Mrs May won the vote by 200 to 117, and the party’s existing rules state that if a leader wins, ‘no vote of confidence shall be called for a period of at least 12 months’, meaning she cannot be challenged until this December.
But Eurosceptic MPs angry over her failure to leave the EU and the decision to open talks with Jeremy Corbyn have led to pressure to change the rules.
Under one proposal discussed last night, the ‘grace period’ would have been cut to six months, allowing a fresh challenge on June 12.
The drive for change was led by senior Brexiteers, with the 1922 Committee’s executive secretary Nigel Evans saying that the process for selecting a new leader ‘can’t start soon enough’.
Pauline Latham, another committee member, yesterday backed the call, saying: ‘I would like Theresa May to go. I would like us to have a new leader who could have another look at this whole process and actually negotiate with Brussels.’
But other senior Tories railed at the idea of ripping up the rulebook to give Brexiteer MPs another chance to topple her. Former minister Robert Halfon said: ‘We are the Conservative Party – not some kind of Stalinist party who change the rules in order to have a show trial.
‘Things are difficult at the moment, but we have to get on with the job. We have got council elections next week, we have got Brexit to deliver – we need to stop squabbling with each other and concentrate on that.’
Health Secretary Matt Hancock said: ‘Changing the prime minister will not change what we need to do to deliver Brexit.’
The decision to reject the rule change was greeted with relief in Downing Street last night. But sources said the PM would have to consider the request for a resignation timetable.
Allies insisted she was not trying to cling to office, but believed she had a duty to deliver Brexit.
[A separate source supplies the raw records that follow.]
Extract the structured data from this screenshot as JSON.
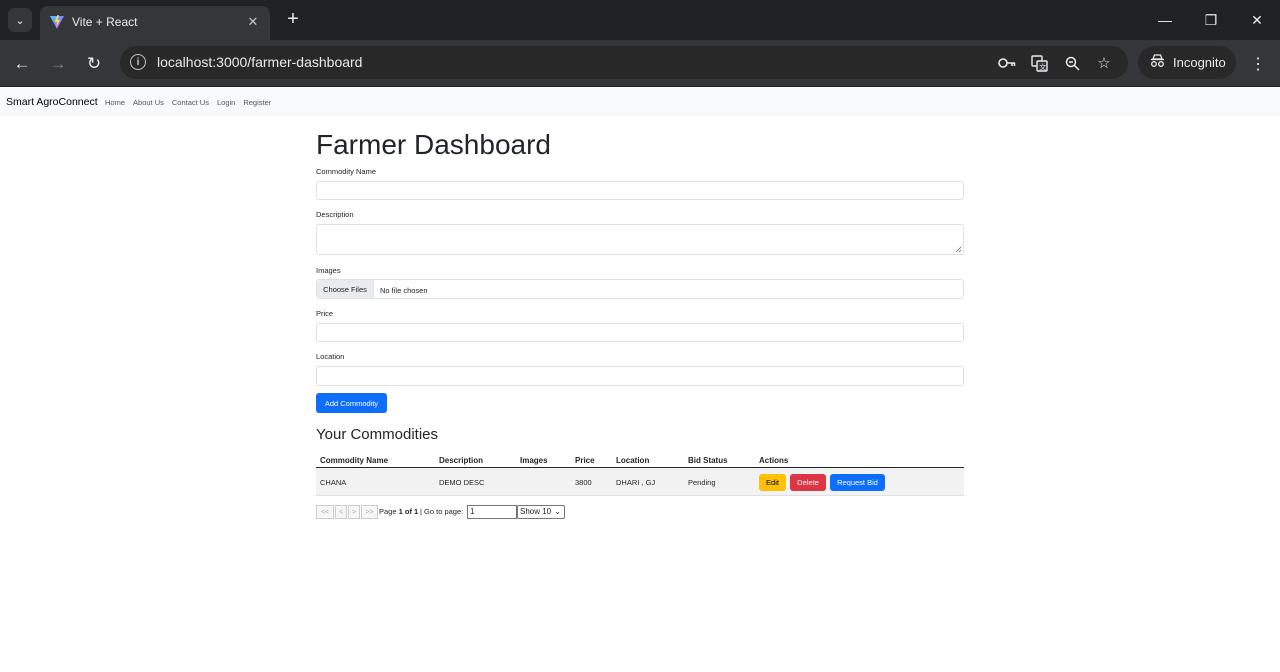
{
  "browser": {
    "tab_title": "Vite + React",
    "url_host": "localhost",
    "url_rest": ":3000/farmer-dashboard",
    "incognito_label": "Incognito"
  },
  "navbar": {
    "brand": "Smart AgroConnect",
    "links": [
      "Home",
      "About Us",
      "Contact Us",
      "Login",
      "Register"
    ]
  },
  "form": {
    "title": "Farmer Dashboard",
    "commodity_name_label": "Commodity Name",
    "description_label": "Description",
    "images_label": "Images",
    "choose_files": "Choose Files",
    "no_file": "No file chosen",
    "price_label": "Price",
    "location_label": "Location",
    "submit": "Add Commodity"
  },
  "commodities": {
    "heading": "Your Commodities",
    "columns": [
      "Commodity Name",
      "Description",
      "Images",
      "Price",
      "Location",
      "Bid Status",
      "Actions"
    ],
    "rows": [
      {
        "name": "CHANA",
        "description": "DEMO DESC",
        "images": "",
        "price": "3800",
        "location": "DHARI , GJ",
        "bid_status": "Pending"
      }
    ],
    "actions": {
      "edit": "Edit",
      "delete": "Delete",
      "request_bid": "Request Bid"
    }
  },
  "pagination": {
    "first": "<<",
    "prev": "<",
    "next": ">",
    "last": ">>",
    "page_prefix": "Page",
    "page_current": "1 of 1",
    "goto_label": "| Go to page:",
    "goto_value": "1",
    "page_size": "Show 10"
  }
}
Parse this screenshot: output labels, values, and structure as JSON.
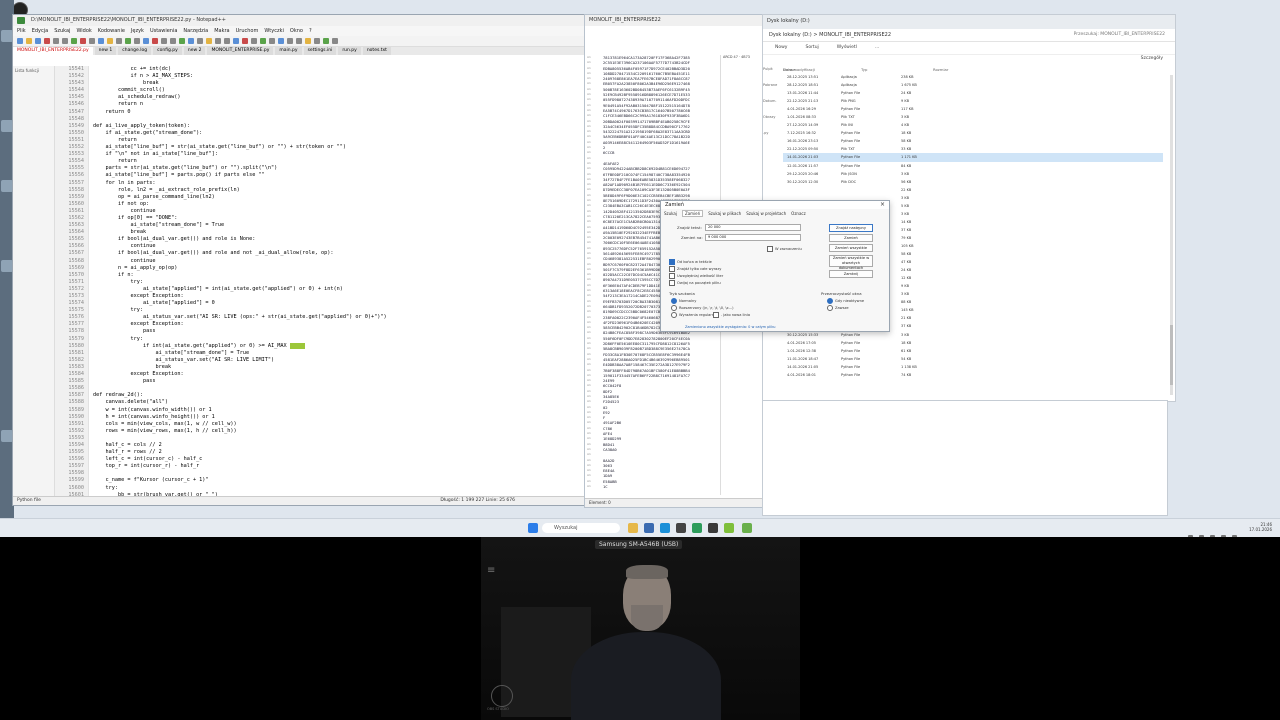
{
  "notepad": {
    "title": "D:\\MONOLIT_IBI_ENTERPRISE22\\MONOLIT_IBI_ENTERPRISE22.py - Notepad++",
    "menu": [
      "Plik",
      "Edycja",
      "Szukaj",
      "Widok",
      "Kodowanie",
      "Język",
      "Ustawienia",
      "Narzędzia",
      "Makra",
      "Uruchom",
      "Wtyczki",
      "Okno",
      "?"
    ],
    "tabs": [
      "MONOLIT_IBI_ENTERPRISE22.py",
      "new 1",
      "change.log",
      "config.py",
      "new 2",
      "MONOLIT_ENTERPRISE.py",
      "main.py",
      "settings.ini",
      "run.py",
      "notes.txt"
    ],
    "side_label": "Lista funkcji",
    "line_numbers": [
      "15541",
      "15542",
      "15543",
      "15544",
      "15545",
      "15546",
      "15547",
      "15548",
      "15549",
      "15550",
      "15551",
      "15552",
      "15553",
      "15554",
      "15555",
      "15556",
      "15557",
      "15558",
      "15559",
      "15560",
      "15561",
      "15562",
      "15563",
      "15564",
      "15565",
      "15566",
      "15567",
      "15568",
      "15569",
      "15570",
      "15571",
      "15572",
      "15573",
      "15574",
      "15575",
      "15576",
      "15577",
      "15578",
      "15579",
      "15580",
      "15581",
      "15582",
      "15583",
      "15584",
      "15585",
      "15586",
      "15587",
      "15588",
      "15589",
      "15590",
      "15591",
      "15592",
      "15593",
      "15594",
      "15595",
      "15596",
      "15597",
      "15598",
      "15599",
      "15600",
      "15601"
    ],
    "code_lines": [
      "            cc += int(dc)",
      "            if n > AI_MAX_STEPS:",
      "                break",
      "        commit_scroll()",
      "        ai_schedule_redraw()",
      "        return n",
      "    return 0",
      "",
      "def ai_live_apply_token(token):",
      "    if ai_state.get(\"stream_done\"):",
      "        return",
      "    ai_state[\"line_buf\"] = str(ai_state.get(\"line_buf\") or \"\") + str(token or \"\")",
      "    if \"\\n\" not in ai_state[\"line_buf\"]:",
      "        return",
      "    parts = str(ai_state.get(\"line_buf\") or \"\").split(\"\\n\")",
      "    ai_state[\"line_buf\"] = parts.pop() if parts else \"\"",
      "    for ln in parts:",
      "        role, ln2 = _ai_extract_role_prefix(ln)",
      "        op = ai_parse_command_line(ln2)",
      "        if not op:",
      "            continue",
      "        if op[0] == \"DONE\":",
      "            ai_state[\"stream_done\"] = True",
      "            break",
      "        if bool(ai_dual_var.get()) and role is None:",
      "            continue",
      "        if bool(ai_dual_var.get()) and role and not _ai_dual_allow(role, op):",
      "            continue",
      "        n = ai_apply_op(op)",
      "        if n:",
      "            try:",
      "                ai_state[\"applied\"] = int(ai_state.get(\"applied\") or 0) + int(n)",
      "            except Exception:",
      "                ai_state[\"applied\"] = 0",
      "            try:",
      "                ai_status_var.set(\"AI SR: LIVE (ops:\" + str(ai_state.get(\"applied\") or 0)+\")\")",
      "            except Exception:",
      "                pass",
      "            try:",
      "                if int(ai_state.get(\"applied\") or 0) >= AI_MAX",
      "                    ai_state[\"stream_done\"] = True",
      "                    ai_status_var.set(\"AI SR: LIVE LIMIT\")",
      "                    break",
      "            except Exception:",
      "                pass",
      "",
      "def redraw_2d():",
      "    canvas.delete(\"all\")",
      "    w = int(canvas.winfo_width()) or 1",
      "    h = int(canvas.winfo_height()) or 1",
      "    cols = min(view_cols, max(1, w // cell_w))",
      "    rows = min(view_rows, max(1, h // cell_h))",
      "",
      "    half_c = cols // 2",
      "    half_r = rows // 2",
      "    left_c = int(cursor_c) - half_c",
      "    top_r = int(cursor_r) - half_r",
      "",
      "    c_name = f\"Kursor (cursor_c + 1)\"",
      "    try:",
      "        bb = str(brush_var.get() or \" \")"
    ],
    "status": {
      "type": "Python file",
      "length": "Długość: 1 199 227   Linie: 25 676",
      "pos": "Linia: 15 603   Kolumna: 74   Zaznaczenie: 5 | 1",
      "eol": "Windows (CR LF)",
      "enc": "UTF-8",
      "ins": "INS"
    }
  },
  "hexview": {
    "title": "MONOLIT_IBI_ENTERPRISE22",
    "tab": "MONOLIT_IBI_ENTERPRISE22",
    "search_label": "Search filters & Filters",
    "right_header": "ARCD 47 · 4B73",
    "row_prefix": "A1",
    "status": "Element: 0"
  },
  "explorer": {
    "tab": "Dysk lokalny (D:)",
    "path": "Dysk lokalny (D:)   >   MONOLIT_IBI_ENTERPRISE22",
    "search": "Przeszukaj: MONOLIT_IBI_ENTERPRISE22",
    "toolbar": [
      "Nowy",
      "Sortuj",
      "Wyświetl",
      "..."
    ],
    "sort_label": "Szczegóły",
    "headers": [
      "Nazwa",
      "Data modyfikacji",
      "Typ",
      "Rozmiar"
    ],
    "rows": [
      {
        "date": "28.12.2025 13:51",
        "type": "Aplikacja",
        "size": "238 KB"
      },
      {
        "date": "28.12.2025 18:51",
        "type": "Aplikacja",
        "size": "1 675 KB"
      },
      {
        "date": "13.01.2026 11:44",
        "type": "Python File",
        "size": "24 KB"
      },
      {
        "date": "22.12.2025 21:13",
        "type": "Plik PNG",
        "size": "9 KB"
      },
      {
        "date": "4.01.2026 16:29",
        "type": "Python File",
        "size": "117 KB"
      },
      {
        "date": "1.01.2026 08:33",
        "type": "Plik TXT",
        "size": "3 KB"
      },
      {
        "date": "27.12.2025 14:39",
        "type": "Plik INI",
        "size": "4 KB"
      },
      {
        "date": "7.12.2025 16:32",
        "type": "Python File",
        "size": "18 KB"
      },
      {
        "date": "16.01.2026 23:13",
        "type": "Python File",
        "size": "58 KB"
      },
      {
        "date": "22.12.2025 09:50",
        "type": "Plik TXT",
        "size": "33 KB"
      },
      {
        "date": "14.01.2026 21:03",
        "type": "Python File",
        "size": "1 171 KB"
      },
      {
        "date": "12.01.2026 11:57",
        "type": "Python File",
        "size": "84 KB"
      },
      {
        "date": "29.12.2025 20:46",
        "type": "Plik JSON",
        "size": "3 KB"
      },
      {
        "date": "30.12.2025 12:30",
        "type": "Plik DOC",
        "size": "56 KB"
      },
      {
        "date": "",
        "type": "",
        "size": "22 KB"
      },
      {
        "date": "",
        "type": "",
        "size": "3 KB"
      },
      {
        "date": "",
        "type": "",
        "size": "5 KB"
      },
      {
        "date": "",
        "type": "",
        "size": "3 KB"
      },
      {
        "date": "",
        "type": "",
        "size": "14 KB"
      },
      {
        "date": "",
        "type": "",
        "size": "37 KB"
      },
      {
        "date": "",
        "type": "",
        "size": "79 KB"
      },
      {
        "date": "",
        "type": "",
        "size": "105 KB"
      },
      {
        "date": "",
        "type": "",
        "size": "58 KB"
      },
      {
        "date": "",
        "type": "",
        "size": "47 KB"
      },
      {
        "date": "",
        "type": "",
        "size": "24 KB"
      },
      {
        "date": "",
        "type": "",
        "size": "12 KB"
      },
      {
        "date": "",
        "type": "",
        "size": "9 KB"
      },
      {
        "date": "",
        "type": "",
        "size": "3 KB"
      },
      {
        "date": "",
        "type": "",
        "size": "88 KB"
      },
      {
        "date": "",
        "type": "",
        "size": "145 KB"
      },
      {
        "date": "",
        "type": "",
        "size": "21 KB"
      },
      {
        "date": "",
        "type": "",
        "size": "37 KB"
      },
      {
        "date": "30.12.2025 15:33",
        "type": "Python File",
        "size": "3 KB"
      },
      {
        "date": "4.01.2026 17:05",
        "type": "Python File",
        "size": "18 KB"
      },
      {
        "date": "1.01.2026 12:38",
        "type": "Python File",
        "size": "61 KB"
      },
      {
        "date": "11.01.2026 18:47",
        "type": "Python File",
        "size": "54 KB"
      },
      {
        "date": "14.01.2026 21:05",
        "type": "Python File",
        "size": "1 138 KB"
      },
      {
        "date": "4.01.2026 18:01",
        "type": "Python File",
        "size": "74 KB"
      }
    ],
    "side_items": [
      "Pulpit",
      "Pobrane",
      "Dokum.",
      "Obrazy",
      ".py"
    ]
  },
  "dialog": {
    "title": "Zamień",
    "tabs": [
      "Szukaj",
      "Zamień",
      "Szukaj w plikach",
      "Szukaj w projektach",
      "Oznacz"
    ],
    "find_label": "Znajdź tekst:",
    "find_value": "20 000",
    "replace_label": "Zamień na:",
    "replace_value": "9 000 000",
    "in_selection": "W zaznaczeniu",
    "buttons": [
      "Znajdź następny",
      "Zamień",
      "Zamień wszystkie",
      "Zamień wszystkie w otwartych dokumentach",
      "Zamknij"
    ],
    "options": [
      "Od końca w tekście",
      "Znajdź tylko całe wyrazy",
      "Uwzględniaj wielkość liter",
      "Owijaj na początek pliku"
    ],
    "mode_title": "Tryb szukania",
    "modes": [
      "Normalny",
      "Rozszerzony (\\n, \\r, \\t, \\0, \\x...)",
      "Wyrażenia regularne",
      ". jako nowa linia"
    ],
    "transp_title": "Przezroczystość okna",
    "transp": [
      "Gdy nieaktywne",
      "Zawsze"
    ],
    "status": "Zamieniono wszystkie wystąpienia: 0 w całym pliku"
  },
  "taskbar": {
    "search": "Wyszukaj",
    "time": "21:46",
    "date": "17.01.2026"
  },
  "camera": {
    "device": "Samsung SM-A546B (USB)",
    "logo_text": "OBS STUDIO",
    "menu_icon": "≡"
  }
}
One said: ‘There is a great irony in the fact she is facing these calls when she is saying she accepts there must be new leadership for the next phase and is actively trying to bring that about by delivering Brexit.’
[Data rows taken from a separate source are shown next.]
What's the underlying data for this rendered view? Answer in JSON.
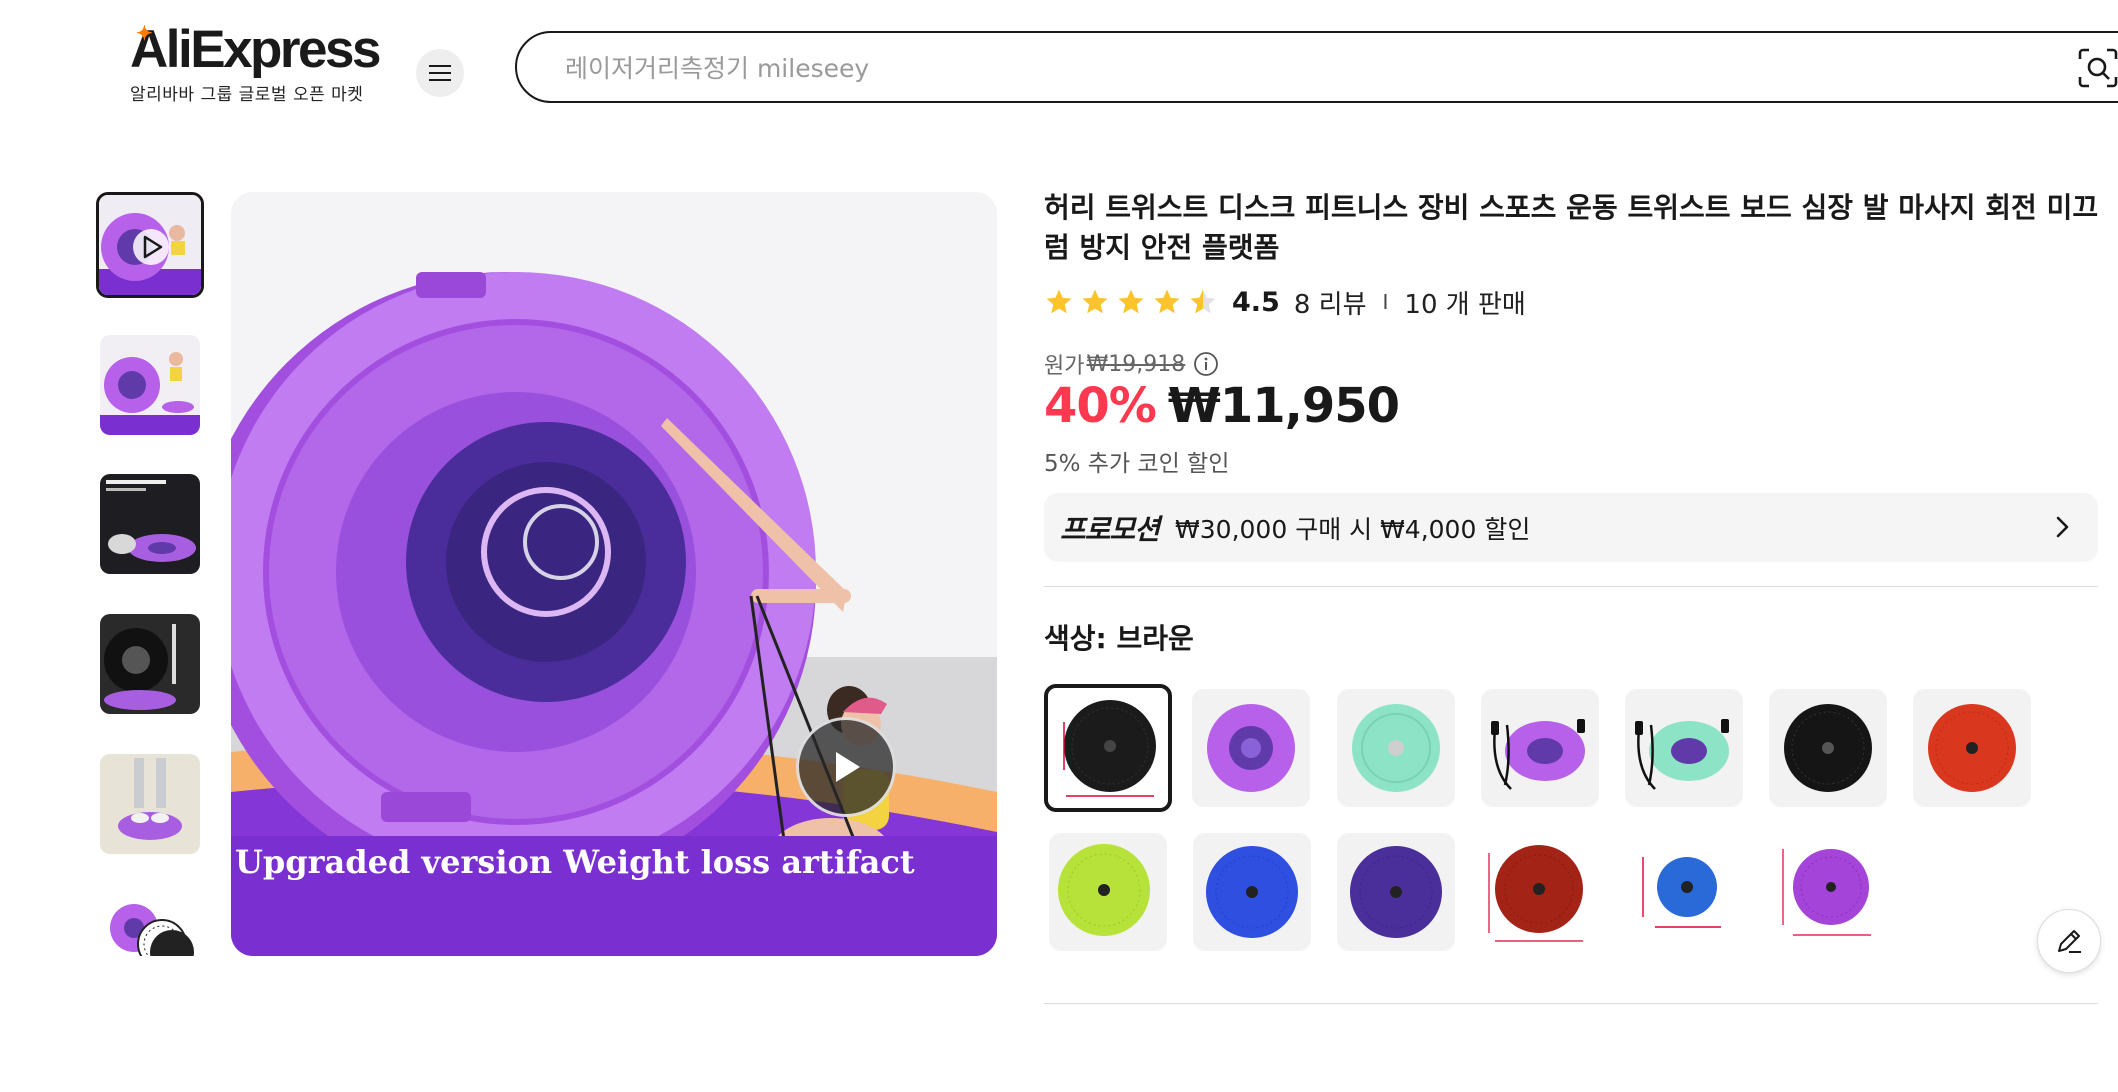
{
  "header": {
    "logo_text": "AliExpress",
    "logo_subtitle": "알리바바 그룹 글로벌 오픈 마켓",
    "menu_icon": "hamburger-icon",
    "search_placeholder": "레이저거리측정기 mileseey",
    "search_icon": "camera-search-icon"
  },
  "gallery": {
    "thumbnail_count": 6,
    "selected_index": 0,
    "main_caption": "Upgraded version Weight loss artifact",
    "play_icon": "play-icon"
  },
  "product": {
    "title": "허리 트위스트 디스크 피트니스 장비 스포츠 운동 트위스트 보드 심장 발 마사지 회전 미끄럼 방지 안전 플랫폼",
    "rating_value": "4.5",
    "rating_stars": 4.5,
    "review_count": "8 리뷰",
    "separator": "I",
    "sold_count": "10 개 판매",
    "original_label": "원가",
    "original_price": "₩19,918",
    "discount": "40%",
    "price": "₩11,950",
    "coin_discount": "5% 추가 코인 할인",
    "promo_tag": "프로모션",
    "promo_text": "₩30,000 구매 시 ₩4,000 할인",
    "color_label": "색상: 브라운",
    "selected_color_index": 0,
    "swatch_count": 13
  },
  "colors": {
    "accent_red": "#fd384f",
    "text": "#191919",
    "logo_orange": "#ff7a00",
    "product_purple": "#b760ea",
    "banner_purple": "#7a2fd0"
  }
}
Last night’s decision may only prove to be a stay of execution if the forthcoming local and European elections turn out badly for the Tories. Former leader Iain Duncan Smith said: ‘I think it’s inconceivable that the Prime Minister would go on beyond the beginning of the summer break, it’s just not feasible, because there is a window for a future leader to be elected and that is in the summer.’
Downing Street yesterday said Mrs May was still considering bringing back her deal – perhaps as soon as next week – in the hope of avoiding European elections on May 23. Labour sources indicated they would continue to oppose the legislation.